Items from an interface collection:

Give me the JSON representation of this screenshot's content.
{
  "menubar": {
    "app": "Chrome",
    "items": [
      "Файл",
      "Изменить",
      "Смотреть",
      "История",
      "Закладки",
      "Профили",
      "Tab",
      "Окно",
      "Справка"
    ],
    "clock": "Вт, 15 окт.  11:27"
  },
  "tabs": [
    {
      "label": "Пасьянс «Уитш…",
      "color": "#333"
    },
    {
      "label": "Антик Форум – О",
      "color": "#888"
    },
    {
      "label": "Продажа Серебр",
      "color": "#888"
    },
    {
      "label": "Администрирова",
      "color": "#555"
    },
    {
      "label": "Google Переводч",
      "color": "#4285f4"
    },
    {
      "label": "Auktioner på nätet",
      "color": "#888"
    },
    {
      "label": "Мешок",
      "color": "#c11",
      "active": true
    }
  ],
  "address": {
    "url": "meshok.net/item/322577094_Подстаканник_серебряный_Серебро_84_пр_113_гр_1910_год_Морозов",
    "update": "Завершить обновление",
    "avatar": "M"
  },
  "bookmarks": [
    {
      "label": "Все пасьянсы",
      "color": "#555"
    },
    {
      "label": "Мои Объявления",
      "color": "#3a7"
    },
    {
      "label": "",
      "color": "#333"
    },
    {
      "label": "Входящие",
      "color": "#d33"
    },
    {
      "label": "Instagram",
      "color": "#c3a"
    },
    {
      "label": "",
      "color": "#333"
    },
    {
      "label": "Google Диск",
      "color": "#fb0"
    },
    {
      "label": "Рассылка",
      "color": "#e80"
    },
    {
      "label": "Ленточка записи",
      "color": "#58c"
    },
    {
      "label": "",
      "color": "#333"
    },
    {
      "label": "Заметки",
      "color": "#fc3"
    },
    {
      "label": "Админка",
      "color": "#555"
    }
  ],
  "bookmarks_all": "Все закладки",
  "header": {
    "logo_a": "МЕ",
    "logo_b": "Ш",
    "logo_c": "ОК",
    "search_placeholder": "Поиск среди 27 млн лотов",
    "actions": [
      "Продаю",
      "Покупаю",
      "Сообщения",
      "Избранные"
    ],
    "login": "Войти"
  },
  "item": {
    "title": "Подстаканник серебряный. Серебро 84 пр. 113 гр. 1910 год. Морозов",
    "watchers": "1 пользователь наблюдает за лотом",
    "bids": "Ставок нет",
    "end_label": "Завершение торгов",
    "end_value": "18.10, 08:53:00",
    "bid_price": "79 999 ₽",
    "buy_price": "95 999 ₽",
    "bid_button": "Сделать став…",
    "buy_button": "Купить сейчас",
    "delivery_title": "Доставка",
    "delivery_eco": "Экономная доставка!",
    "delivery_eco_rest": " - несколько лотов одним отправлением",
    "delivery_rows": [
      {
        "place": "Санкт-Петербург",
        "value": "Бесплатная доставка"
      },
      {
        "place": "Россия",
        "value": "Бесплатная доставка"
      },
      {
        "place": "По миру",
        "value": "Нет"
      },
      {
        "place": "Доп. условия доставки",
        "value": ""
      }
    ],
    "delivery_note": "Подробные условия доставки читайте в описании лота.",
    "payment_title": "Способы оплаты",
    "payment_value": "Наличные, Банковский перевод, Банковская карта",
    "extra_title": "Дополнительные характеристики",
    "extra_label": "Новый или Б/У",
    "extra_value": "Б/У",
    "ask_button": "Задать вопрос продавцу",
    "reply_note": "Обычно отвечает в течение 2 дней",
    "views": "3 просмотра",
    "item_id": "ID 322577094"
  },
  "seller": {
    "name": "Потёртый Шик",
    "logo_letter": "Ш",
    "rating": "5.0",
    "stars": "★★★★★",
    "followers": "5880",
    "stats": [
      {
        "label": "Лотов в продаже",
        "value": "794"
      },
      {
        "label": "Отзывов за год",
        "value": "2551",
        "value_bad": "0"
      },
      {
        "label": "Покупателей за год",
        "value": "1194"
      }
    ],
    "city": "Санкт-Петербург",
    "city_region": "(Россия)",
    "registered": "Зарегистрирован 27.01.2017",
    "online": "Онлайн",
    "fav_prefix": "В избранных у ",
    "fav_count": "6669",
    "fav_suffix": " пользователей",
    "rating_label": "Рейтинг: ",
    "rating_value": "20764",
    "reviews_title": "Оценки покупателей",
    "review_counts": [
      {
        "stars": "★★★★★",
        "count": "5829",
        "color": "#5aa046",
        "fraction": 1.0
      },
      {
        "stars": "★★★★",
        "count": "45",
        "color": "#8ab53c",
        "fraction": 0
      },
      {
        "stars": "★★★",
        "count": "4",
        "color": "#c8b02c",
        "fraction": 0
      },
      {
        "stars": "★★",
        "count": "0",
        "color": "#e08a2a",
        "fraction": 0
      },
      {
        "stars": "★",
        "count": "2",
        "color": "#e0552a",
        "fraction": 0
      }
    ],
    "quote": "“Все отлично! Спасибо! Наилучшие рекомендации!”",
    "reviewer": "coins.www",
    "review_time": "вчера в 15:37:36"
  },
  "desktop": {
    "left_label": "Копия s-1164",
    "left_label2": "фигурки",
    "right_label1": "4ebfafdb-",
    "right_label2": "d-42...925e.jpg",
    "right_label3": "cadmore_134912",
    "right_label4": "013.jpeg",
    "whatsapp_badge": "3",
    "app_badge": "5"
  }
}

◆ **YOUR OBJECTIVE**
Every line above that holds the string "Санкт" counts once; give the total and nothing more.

◆ **ANSWER SPACE**
2